While we spent most of last week either holding up in the river or running the bayous to avoid thunderstorms crisscrossing Sabine Lake, the salinity level has not yet shown the effects of the added infusion of freshwater. There were still plenty of unwanted gafftop catfish all the way up the river to I-10, the redfish bite is as good from the Port of Orange as it is on the south end of the lake, and more and more small specks are showing up in those same areas every day.

There were three events this week lending even more credence to the high salinity theory. Ironically enough, and it may have to do with the amount of water that flows through that area, all three events took place within several hundred yards of Middle Pass. While it is significantly shallower than it was years ago, that is the final destination of the Sabine River bed as it finally loses its defined banks and is consumed by the bay.

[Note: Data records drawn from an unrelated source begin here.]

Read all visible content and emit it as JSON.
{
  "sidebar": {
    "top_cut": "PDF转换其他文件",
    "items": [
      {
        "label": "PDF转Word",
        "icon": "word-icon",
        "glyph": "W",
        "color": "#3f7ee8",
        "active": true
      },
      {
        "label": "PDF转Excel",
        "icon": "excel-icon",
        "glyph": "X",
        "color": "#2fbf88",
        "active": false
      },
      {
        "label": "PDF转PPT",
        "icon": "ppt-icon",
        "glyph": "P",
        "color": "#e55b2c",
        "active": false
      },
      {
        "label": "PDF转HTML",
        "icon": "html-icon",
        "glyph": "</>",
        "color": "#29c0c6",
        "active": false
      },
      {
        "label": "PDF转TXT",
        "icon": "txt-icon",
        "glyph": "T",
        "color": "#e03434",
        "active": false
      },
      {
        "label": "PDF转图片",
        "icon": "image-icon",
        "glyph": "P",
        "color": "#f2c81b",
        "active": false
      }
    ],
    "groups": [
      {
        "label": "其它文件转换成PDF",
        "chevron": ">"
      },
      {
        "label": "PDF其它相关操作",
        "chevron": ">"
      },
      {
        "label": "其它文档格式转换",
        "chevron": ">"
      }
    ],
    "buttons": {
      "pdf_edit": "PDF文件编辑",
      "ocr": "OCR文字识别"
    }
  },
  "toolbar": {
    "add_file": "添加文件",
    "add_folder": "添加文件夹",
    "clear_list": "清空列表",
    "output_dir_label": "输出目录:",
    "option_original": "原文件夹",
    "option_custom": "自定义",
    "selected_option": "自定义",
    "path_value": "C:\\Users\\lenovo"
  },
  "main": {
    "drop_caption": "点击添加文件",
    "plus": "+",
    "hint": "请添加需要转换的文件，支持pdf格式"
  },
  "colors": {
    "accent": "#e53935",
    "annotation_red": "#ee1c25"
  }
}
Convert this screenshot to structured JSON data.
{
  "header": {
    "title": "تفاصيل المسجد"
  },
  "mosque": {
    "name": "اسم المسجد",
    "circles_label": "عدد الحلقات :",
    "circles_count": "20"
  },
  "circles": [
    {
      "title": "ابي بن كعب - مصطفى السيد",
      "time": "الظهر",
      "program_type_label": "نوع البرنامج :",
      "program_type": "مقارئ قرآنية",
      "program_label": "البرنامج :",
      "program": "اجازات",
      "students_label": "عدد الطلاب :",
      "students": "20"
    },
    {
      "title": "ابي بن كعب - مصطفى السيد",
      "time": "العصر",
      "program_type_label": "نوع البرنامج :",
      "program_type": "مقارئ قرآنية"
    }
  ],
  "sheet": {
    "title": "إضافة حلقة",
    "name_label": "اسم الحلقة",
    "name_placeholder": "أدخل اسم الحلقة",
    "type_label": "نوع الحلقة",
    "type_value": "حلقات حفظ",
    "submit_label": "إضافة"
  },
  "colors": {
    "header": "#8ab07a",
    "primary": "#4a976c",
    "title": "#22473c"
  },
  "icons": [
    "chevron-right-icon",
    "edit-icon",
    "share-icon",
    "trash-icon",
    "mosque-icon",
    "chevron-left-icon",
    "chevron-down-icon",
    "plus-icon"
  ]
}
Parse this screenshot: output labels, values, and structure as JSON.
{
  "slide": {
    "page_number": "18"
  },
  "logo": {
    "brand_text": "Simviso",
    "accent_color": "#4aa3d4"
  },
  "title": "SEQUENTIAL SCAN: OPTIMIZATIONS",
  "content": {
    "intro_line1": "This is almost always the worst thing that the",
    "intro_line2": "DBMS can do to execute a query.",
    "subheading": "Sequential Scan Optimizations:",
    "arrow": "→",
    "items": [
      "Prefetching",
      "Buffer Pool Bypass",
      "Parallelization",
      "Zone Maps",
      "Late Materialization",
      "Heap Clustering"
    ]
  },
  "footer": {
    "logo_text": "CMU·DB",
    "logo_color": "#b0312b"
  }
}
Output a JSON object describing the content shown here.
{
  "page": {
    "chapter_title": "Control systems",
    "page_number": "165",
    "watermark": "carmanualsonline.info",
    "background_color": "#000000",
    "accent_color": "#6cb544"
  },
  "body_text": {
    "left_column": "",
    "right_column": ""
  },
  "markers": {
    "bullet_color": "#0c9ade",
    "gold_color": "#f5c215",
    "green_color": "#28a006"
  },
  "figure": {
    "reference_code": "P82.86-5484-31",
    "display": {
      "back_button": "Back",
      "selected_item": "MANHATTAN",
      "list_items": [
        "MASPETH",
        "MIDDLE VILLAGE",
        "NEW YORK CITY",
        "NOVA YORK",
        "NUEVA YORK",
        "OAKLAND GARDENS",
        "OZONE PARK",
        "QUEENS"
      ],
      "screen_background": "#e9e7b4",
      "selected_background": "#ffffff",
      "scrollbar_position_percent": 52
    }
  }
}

Jeff Langley and his brother-in-law, Aaron, were cast netting the north tip of Rabbit Island last week after running out of bait hoping to catch a few more finger mullet. Jeff said that he knew something was wrong when Aaron jumped back when he emptied the net rather than hustling in to capture the small mullet.

“We had some mullet,” said Langley, “but we also had two small sting rays in the net. We fish, wade, and swim on that point all the time so it was a little scary learning that we had been sharing it with sting rays.”

I have seen only a handful of rays on the north end of the lake over the past forty years, but they usually showed up in drought conditions. Langley said that his Dad has shrimped this area for years and he said that he had never caught the first one in his trawl!

We have seen an occasional porpoise working the ship channel around the south end of Stewt’s Island this summer, but very few sharks. As a rule, the only time we notice the sharks is when they hunt in very shallow water or unexpectedly explode on a topwater lure. Regardless of the size of the shark, I am always amazed at their speed and incredible power.

Thursday afternoon, while fishing in the rain, we had not one, but three sharks bite trout in half that we were reeling back to the boat. It may well have been the same shark as the three attacks took place over the course of an hour, but the sharks were back nonetheless.
That unwanted action took place on a line from the gas rig at the mouth of East pass to the southern tip of Rabbit Island. The one shark that we actually saw hit the trout was very close to the boat and probably about four feet long. At the moment that attack occurred, I would probably have guessed the shark to be twice that long, but shock and awe can lead to gross exaggerations!

We made a short run Saturday afternoon in an effort to substantiate a report of some solid trout in Coffee Ground, but never found them. Len did have a huge blowup on a Super Spook and fought the fish for at least five minutes before it broke off. By the time that happened, we had drifted across the pipe line and were once again almost in Middle Pass.

Based solely on the fact that we had dealt with the sharks earlier and his fish was not a redfish, I wrote it off as another shark and we called it a day after another hour or so. That night I got home and found that I had a call on my answering machine from Dean Burnett.

He had caught a 43-inch jack crevalle that weighed 29-pounds the afternoon before while fishing in, you guessed it, Middle Pass. His big fish hit a live shad and Dean said it was a long drawn out fight. I never even considered the possibility of Len’s fish being a jack, but that makes more sense than a shark as they usually gnaw their way to freedom pretty quickly.

Aside from any encounter with a ray, regardless of the size, or dealing with a shark while in the water rather than the boat, these are nothing more than rare occurrences on the north end of the lake that indicate a higher than usual salinity level. They are also very dependable indicators that area anglers are in line for some super fishing on this end of the lake this fall!